▶ [Work to complete]
Among the entries below, find every line that contains the string "Hatena", then copy it.

[Records from a data source]
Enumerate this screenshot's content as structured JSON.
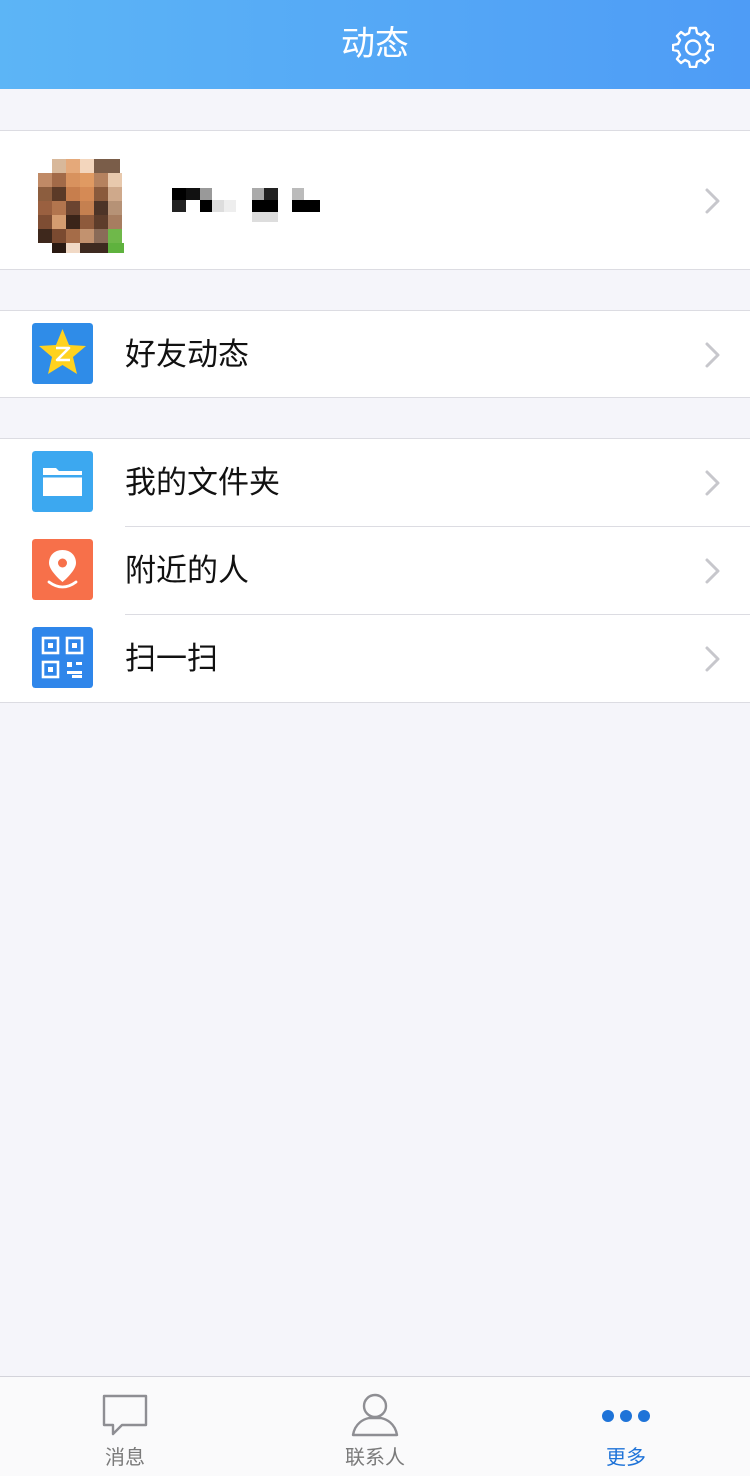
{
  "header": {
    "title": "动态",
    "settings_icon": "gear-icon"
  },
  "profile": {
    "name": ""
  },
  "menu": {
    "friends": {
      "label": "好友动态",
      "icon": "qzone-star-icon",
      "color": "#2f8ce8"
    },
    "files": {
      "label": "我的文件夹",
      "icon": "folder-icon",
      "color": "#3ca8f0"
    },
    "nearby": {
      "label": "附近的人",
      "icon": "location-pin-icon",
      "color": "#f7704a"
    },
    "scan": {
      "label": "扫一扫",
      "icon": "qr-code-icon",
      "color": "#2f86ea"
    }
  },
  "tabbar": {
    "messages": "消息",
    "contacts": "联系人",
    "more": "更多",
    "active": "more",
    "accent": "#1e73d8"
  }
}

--

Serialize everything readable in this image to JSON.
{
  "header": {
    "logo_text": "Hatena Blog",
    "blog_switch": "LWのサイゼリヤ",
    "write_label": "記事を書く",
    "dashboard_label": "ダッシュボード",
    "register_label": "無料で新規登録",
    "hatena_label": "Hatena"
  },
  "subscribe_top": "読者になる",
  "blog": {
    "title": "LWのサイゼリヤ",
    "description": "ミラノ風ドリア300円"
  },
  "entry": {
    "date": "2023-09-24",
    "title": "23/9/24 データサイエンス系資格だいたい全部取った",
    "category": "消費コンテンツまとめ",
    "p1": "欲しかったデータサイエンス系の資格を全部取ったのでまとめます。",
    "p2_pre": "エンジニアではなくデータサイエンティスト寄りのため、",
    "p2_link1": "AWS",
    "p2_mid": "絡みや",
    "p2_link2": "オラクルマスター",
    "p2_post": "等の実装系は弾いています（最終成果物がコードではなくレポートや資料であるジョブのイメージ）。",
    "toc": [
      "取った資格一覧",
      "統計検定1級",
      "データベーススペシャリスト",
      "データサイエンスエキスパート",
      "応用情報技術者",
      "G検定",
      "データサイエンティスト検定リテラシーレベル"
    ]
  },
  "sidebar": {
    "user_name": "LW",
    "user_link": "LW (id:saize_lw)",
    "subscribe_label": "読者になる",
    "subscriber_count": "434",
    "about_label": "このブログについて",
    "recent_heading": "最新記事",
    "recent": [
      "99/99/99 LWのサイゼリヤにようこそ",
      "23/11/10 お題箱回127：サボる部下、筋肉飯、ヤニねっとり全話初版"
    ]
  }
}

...

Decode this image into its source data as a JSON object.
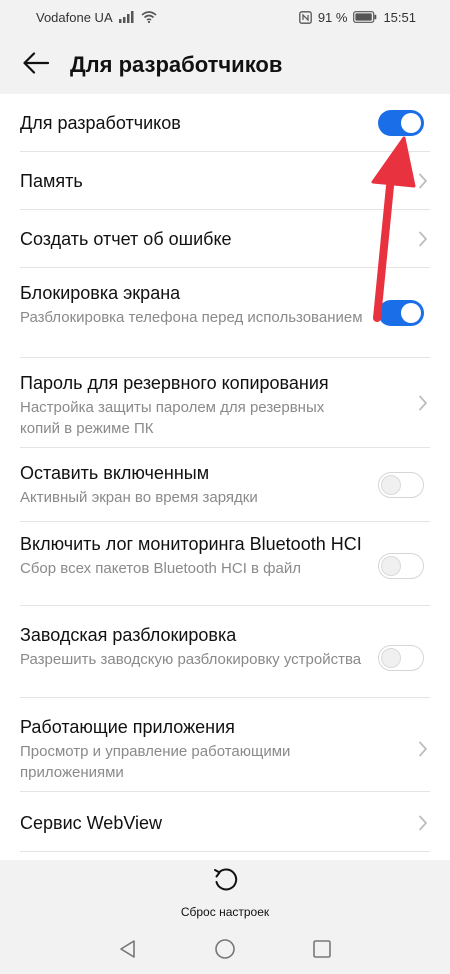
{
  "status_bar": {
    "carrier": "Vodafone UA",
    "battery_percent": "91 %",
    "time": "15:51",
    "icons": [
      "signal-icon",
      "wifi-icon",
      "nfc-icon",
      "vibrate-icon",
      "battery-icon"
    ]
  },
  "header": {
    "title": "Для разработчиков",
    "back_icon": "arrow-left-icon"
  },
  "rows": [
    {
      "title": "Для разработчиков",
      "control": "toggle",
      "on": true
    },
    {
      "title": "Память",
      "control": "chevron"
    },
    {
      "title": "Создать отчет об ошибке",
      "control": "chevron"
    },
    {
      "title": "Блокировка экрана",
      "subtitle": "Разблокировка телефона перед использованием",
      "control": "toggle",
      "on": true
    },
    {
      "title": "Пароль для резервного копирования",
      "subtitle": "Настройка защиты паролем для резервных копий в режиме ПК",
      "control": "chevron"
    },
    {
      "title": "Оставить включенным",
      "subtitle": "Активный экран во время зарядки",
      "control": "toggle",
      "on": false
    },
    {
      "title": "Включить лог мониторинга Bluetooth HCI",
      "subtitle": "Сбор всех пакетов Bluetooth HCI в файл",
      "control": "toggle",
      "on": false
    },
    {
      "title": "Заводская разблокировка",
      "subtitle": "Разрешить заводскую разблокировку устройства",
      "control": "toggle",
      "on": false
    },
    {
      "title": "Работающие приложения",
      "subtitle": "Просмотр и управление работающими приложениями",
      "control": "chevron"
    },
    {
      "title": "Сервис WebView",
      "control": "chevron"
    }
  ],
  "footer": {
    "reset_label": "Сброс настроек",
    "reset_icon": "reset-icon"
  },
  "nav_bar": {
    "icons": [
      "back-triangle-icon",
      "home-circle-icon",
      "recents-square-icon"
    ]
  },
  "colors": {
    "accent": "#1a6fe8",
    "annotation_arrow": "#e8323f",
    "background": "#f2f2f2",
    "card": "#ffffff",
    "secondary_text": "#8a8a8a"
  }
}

▶ [Expected answer]
    "logo_text": "Hatena Blog",
    "hatena_label": "Hatena"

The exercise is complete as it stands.